* Your goal
Every line of the data below must be given again exactly.

┄┄┄┄┄┄

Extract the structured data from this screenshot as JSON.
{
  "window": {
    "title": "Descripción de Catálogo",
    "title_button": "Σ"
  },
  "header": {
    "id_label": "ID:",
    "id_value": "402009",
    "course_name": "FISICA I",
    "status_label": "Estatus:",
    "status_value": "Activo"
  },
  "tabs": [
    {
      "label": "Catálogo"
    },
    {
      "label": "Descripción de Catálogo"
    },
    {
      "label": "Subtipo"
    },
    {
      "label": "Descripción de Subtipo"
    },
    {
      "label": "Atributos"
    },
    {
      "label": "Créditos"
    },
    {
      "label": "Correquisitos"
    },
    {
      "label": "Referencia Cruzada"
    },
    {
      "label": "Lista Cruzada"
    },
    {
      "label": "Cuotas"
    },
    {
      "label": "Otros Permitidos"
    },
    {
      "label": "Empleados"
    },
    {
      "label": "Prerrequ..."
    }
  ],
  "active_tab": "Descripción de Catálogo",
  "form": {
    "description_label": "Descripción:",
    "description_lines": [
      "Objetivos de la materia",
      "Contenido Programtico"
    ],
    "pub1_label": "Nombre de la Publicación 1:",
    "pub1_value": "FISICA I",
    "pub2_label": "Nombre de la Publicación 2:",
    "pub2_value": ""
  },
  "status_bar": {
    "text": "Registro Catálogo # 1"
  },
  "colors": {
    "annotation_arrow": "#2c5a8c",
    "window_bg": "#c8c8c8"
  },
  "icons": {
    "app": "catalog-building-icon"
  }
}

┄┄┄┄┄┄

* Solution below
Extract the structured data from this screenshot as JSON.
{
  "window": {
    "title": "Descripción de Catálogo",
    "title_button": "Σ"
  },
  "header": {
    "id_label": "ID:",
    "id_value": "402009",
    "course_name": "FISICA I",
    "status_label": "Estatus:",
    "status_value": "Activo"
  },
  "tabs": [
    {
      "label": "Catálogo"
    },
    {
      "label": "Descripción de Catálogo"
    },
    {
      "label": "Subtipo"
    },
    {
      "label": "Descripción de Subtipo"
    },
    {
      "label": "Atributos"
    },
    {
      "label": "Créditos"
    },
    {
      "label": "Correquisitos"
    },
    {
      "label": "Referencia Cruzada"
    },
    {
      "label": "Lista Cruzada"
    },
    {
      "label": "Cuotas"
    },
    {
      "label": "Otros Permitidos"
    },
    {
      "label": "Empleados"
    },
    {
      "label": "Prerrequ..."
    }
  ],
  "active_tab": "Descripción de Catálogo",
  "form": {
    "description_label": "Descripción:",
    "description_lines": [
      "Objetivos de la materia",
      "Contenido Programtico"
    ],
    "pub1_label": "Nombre de la Publicación 1:",
    "pub1_value": "FISICA I",
    "pub2_label": "Nombre de la Publicación 2:",
    "pub2_value": ""
  },
  "status_bar": {
    "text": "Registro Catálogo # 1"
  },
  "colors": {
    "annotation_arrow": "#2c5a8c",
    "window_bg": "#c8c8c8"
  },
  "icons": {
    "app": "catalog-building-icon"
  }
}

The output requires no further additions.